In such a complex environment, it would be unfair to blame the foreign student decline solely upon heightened national security measures. Moreover, some regions of the world that seem to be sending fewer graduate students to this country are not primary targets of increased surveillance and visa restriction. Perhaps the most that can be said with confidence is that some part of a deeply disturbing trend may fairly be attributed to current limitations on access, and to a less receptive climate for foreign academic visitors.
There are some modestly promising signs that persistent pleas from the academic community are being heard. In late July, the Citizenship and Immigration Service (a unit within Homeland Security) granted an extension or grace period so that student visa-holders could remain within the U.S. for a month or two while awaiting renewal or extension of work visas. Previously-even before September 11, 2001-when the supply of such visas was exhausted before the end of the academic year, visitors had to return home and await the issuance of a new batch of work permits.
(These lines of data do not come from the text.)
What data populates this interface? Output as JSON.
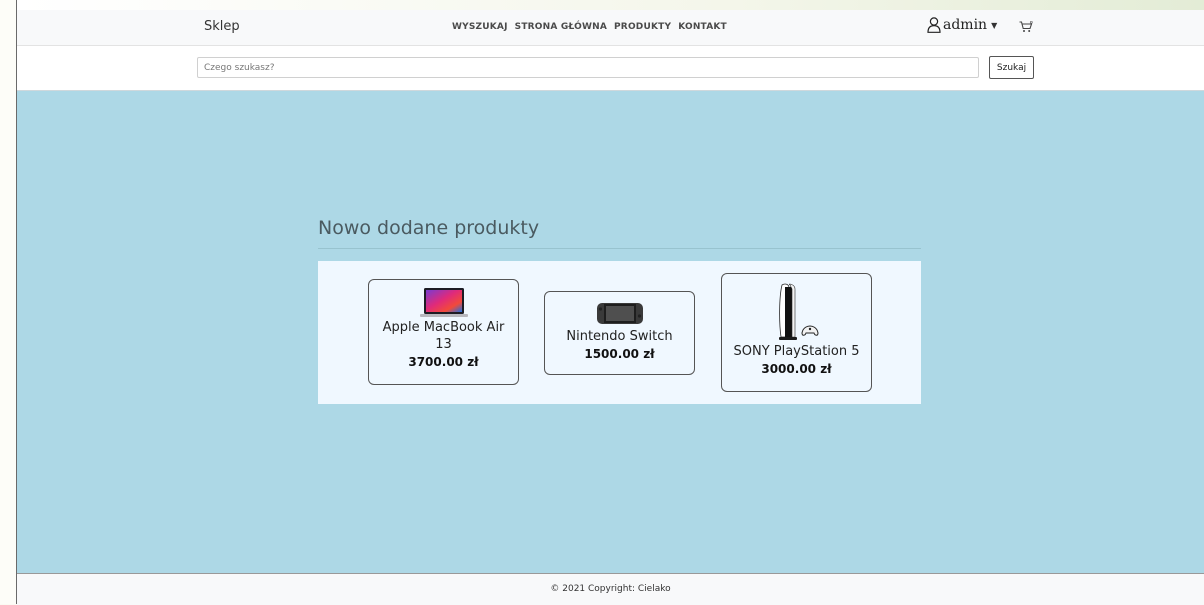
{
  "navbar": {
    "brand": "Sklep",
    "links": [
      "WYSZUKAJ",
      "STRONA GŁÓWNA",
      "PRODUKTY",
      "KONTAKT"
    ],
    "user": "admin",
    "icons": {
      "user": "user-icon",
      "caret": "caret-down-icon",
      "cart": "cart-icon"
    }
  },
  "search": {
    "placeholder": "Czego szukasz?",
    "value": "",
    "button": "Szukaj"
  },
  "main": {
    "title": "Nowo dodane produkty",
    "products": [
      {
        "name": "Apple MacBook Air 13",
        "price": "3700.00 zł",
        "image": "macbook-image"
      },
      {
        "name": "Nintendo Switch",
        "price": "1500.00 zł",
        "image": "nintendo-switch-image"
      },
      {
        "name": "SONY PlayStation 5",
        "price": "3000.00 zł",
        "image": "playstation-image"
      }
    ]
  },
  "footer": {
    "prefix": "© 2021 Copyright: ",
    "author": "Cielako"
  },
  "colors": {
    "page_background": "#add8e6",
    "navbar_background": "#f8f9fa",
    "products_background": "#f0f8ff"
  }
}
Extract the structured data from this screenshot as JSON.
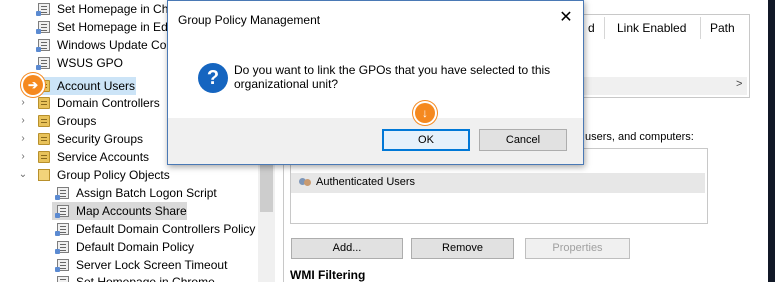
{
  "tree": {
    "items": [
      {
        "label": "Set Homepage in Chr",
        "icon": "gpo-icon"
      },
      {
        "label": "Set Homepage in Edg",
        "icon": "gpo-icon"
      },
      {
        "label": "Windows Update Cor",
        "icon": "gpo-icon"
      },
      {
        "label": "WSUS GPO",
        "icon": "gpo-icon"
      },
      {
        "label": "Account Users",
        "icon": "folder-icon"
      },
      {
        "label": "Domain Controllers",
        "icon": "folder-icon"
      },
      {
        "label": "Groups",
        "icon": "folder-icon"
      },
      {
        "label": "Security Groups",
        "icon": "folder-icon"
      },
      {
        "label": "Service Accounts",
        "icon": "folder-icon"
      },
      {
        "label": "Group Policy Objects",
        "icon": "folder-open-icon"
      },
      {
        "label": "Assign Batch Logon Script",
        "icon": "gpo-icon"
      },
      {
        "label": "Map Accounts Share",
        "icon": "gpo-icon"
      },
      {
        "label": "Default Domain Controllers Policy",
        "icon": "gpo-icon"
      },
      {
        "label": "Default Domain Policy",
        "icon": "gpo-icon"
      },
      {
        "label": "Server Lock Screen Timeout",
        "icon": "gpo-icon"
      },
      {
        "label": "Set Homepage in Chrome",
        "icon": "gpo-icon"
      }
    ]
  },
  "links": {
    "columns": {
      "d": "d",
      "link_enabled": "Link Enabled",
      "path": "Path"
    }
  },
  "security": {
    "filter_text": "users, and computers:",
    "entries": [
      "Authenticated Users"
    ],
    "add_label": "Add...",
    "remove_label": "Remove",
    "properties_label": "Properties"
  },
  "wmi": {
    "heading": "WMI Filtering"
  },
  "dialog": {
    "title": "Group Policy Management",
    "close_glyph": "✕",
    "message": "Do you want to link the GPOs that you have selected to this organizational unit?",
    "ok_label": "OK",
    "cancel_label": "Cancel"
  },
  "colors": {
    "accent": "#0078d7",
    "marker": "#f5891f",
    "selection": "#cce4f7"
  }
}
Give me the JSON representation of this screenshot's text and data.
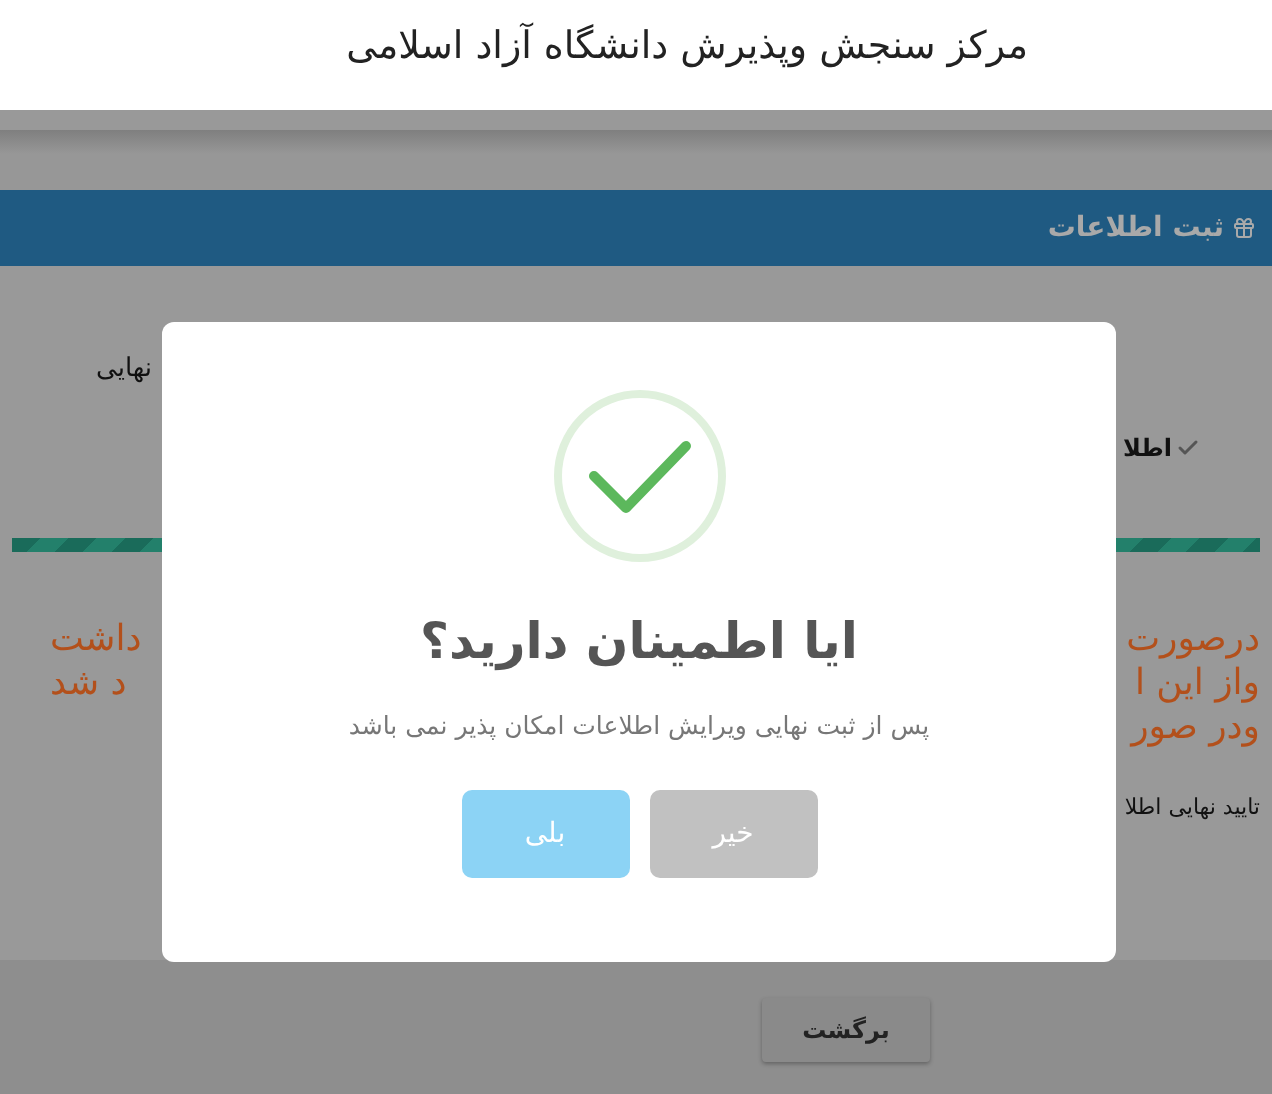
{
  "header": {
    "title": "مرکز سنجش وپذیرش دانشگاه آزاد اسلامی"
  },
  "panel": {
    "title": "ثبت اطلاعات",
    "step_left": "نهایی",
    "step_right": "اطلا",
    "progress": {
      "level": 1
    },
    "warning_right": [
      "درصورت",
      "واز این ا",
      "ودر صور"
    ],
    "warning_left": [
      "داشت",
      "د شد"
    ],
    "confirm_label": "تایید نهایی اطلا"
  },
  "dialog": {
    "title": "ایا اطمینان دارید؟",
    "message": "پس از ثبت نهایی ویرایش اطلاعات امکان پذیر نمی باشد",
    "buttons": [
      {
        "label": "خیر",
        "kind": "cancel"
      },
      {
        "label": "بلی",
        "kind": "confirm"
      }
    ]
  },
  "footer": {
    "back_button": "برگشت"
  }
}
On the very same day, SEVIS announced increased staff support and 24-hour availability, among other measures designed to expedite visa processing during the summer. At the end of August, Homeland Security announced it was seriously considering extending security clearances to foreign students and scholars for the duration of their academic program or teaching appointment. Because current clearances are valid for only one year, regardless of the length of the academic commitment, such a change would markedly improve the experience of many visitors, and would sharply reduce visa delays. Since this was a dispensation for which higher education groups had been pressing for some time, the announcement was applauded in the university world.
A curious irony brings us full circle. This welcome change coincided almost to the day with news that the State Department had canceled the visa of Professor Tariq Ramadan, a distinguished Muslim scholar who was about to assume a senior faculty position at the University of Notre Dame. Although the reasons for this action remain obscure, The Department of Homeland Security apparently found Ramadan to be a "person of prominence" whose admission to the U.S. could be barred under a law that targets visitors deemed likely to "engage after entry in terrorist activity."
The evident basis for such a harsh judgment seems to be Ramadan's widely expressed hostility toward Israel, and his association with outspoken Islamic critics of U.S. policy in the Middle East. Such unexplained hostility toward a senior foreign scholar could well undermine the modest gains that have recently occurred, and might further depress the flow of foreign graduate students who so enhance the quality of our academic programs and our institutions.
Robert M. O'Neil is a professor of law at the University of Virginia School of Law and director of the Thomas Jefferson Center for the Protection of Free Expression.